Ghana has not prosecuted anyone for same-sex relations in years, but LGBT+ people face frequent abuse and discrimination, including blackmail and attacks, human rights researchers say.
In February, Ghana's newly opened first LGBT+ community centre was raided and shut down by authorities after strong opposition from politicians and church organisations. The move also emboldened a group of politicians who want to criminalise the promotion of LGBT+ rights in the country with plans to present a private members' bill before parliament.
Donkor said recent events had stirred up homophobic sentiment, with community members reporting increased attacks by the public as well as persecution by authorities.
This included the arrest of 14 LGBT+ people at a party in March who were accused by police of attending a “lesbian wedding”, he said.
International organisations, such as Amnesty International, Pan Africa ILGA and Civicus, and a host of global celebrities have voiced concern about the increasing intolerance towards Ghana's sexual minorities.

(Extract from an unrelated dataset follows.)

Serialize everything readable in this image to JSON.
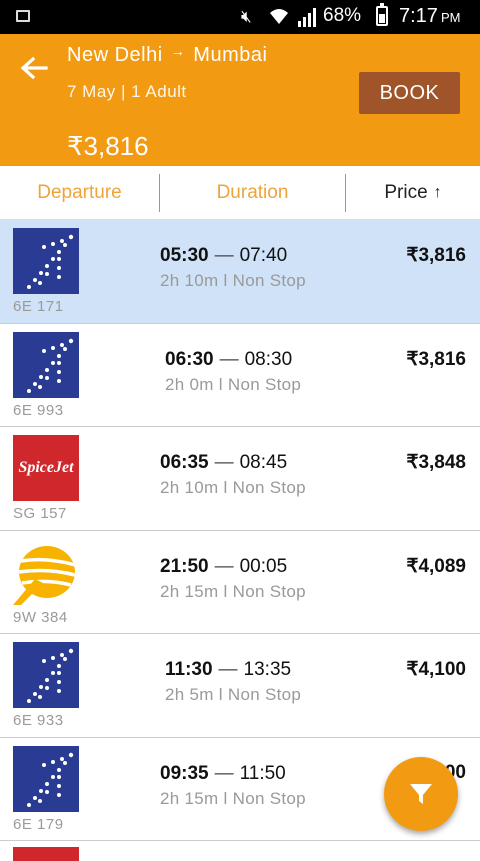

In March, actor Idris Elba and model Naomi Campbell joined 65 other British celebrities, designers and politicians in calling for Ghana's president to engage with the LGBT+ community. British pop star Boy George released a song expressing solidarity with LGBT+ Ghanaians and appealing to President Nana Akufo-Addo to respect their rights.
Twitter said the company's Hateful Conduct policy explicitly banned abusive behaviour towards a person or group, adding that the company takes strong action against such users.
But Danny Bediako from local LGBT+ group Rightify Ghana said he did not agree with Twitter that Ghana was a champion of democracy.
“There is a lot of homophobic material from Ghana on Twitter, including death threats where people say they want to stone or burn us,” said Bediako. “This promotes anti-gay actions and makes us feel more unsafe.”
— Thomson Reuters Foundation, the charitable arm of Thomson Reuters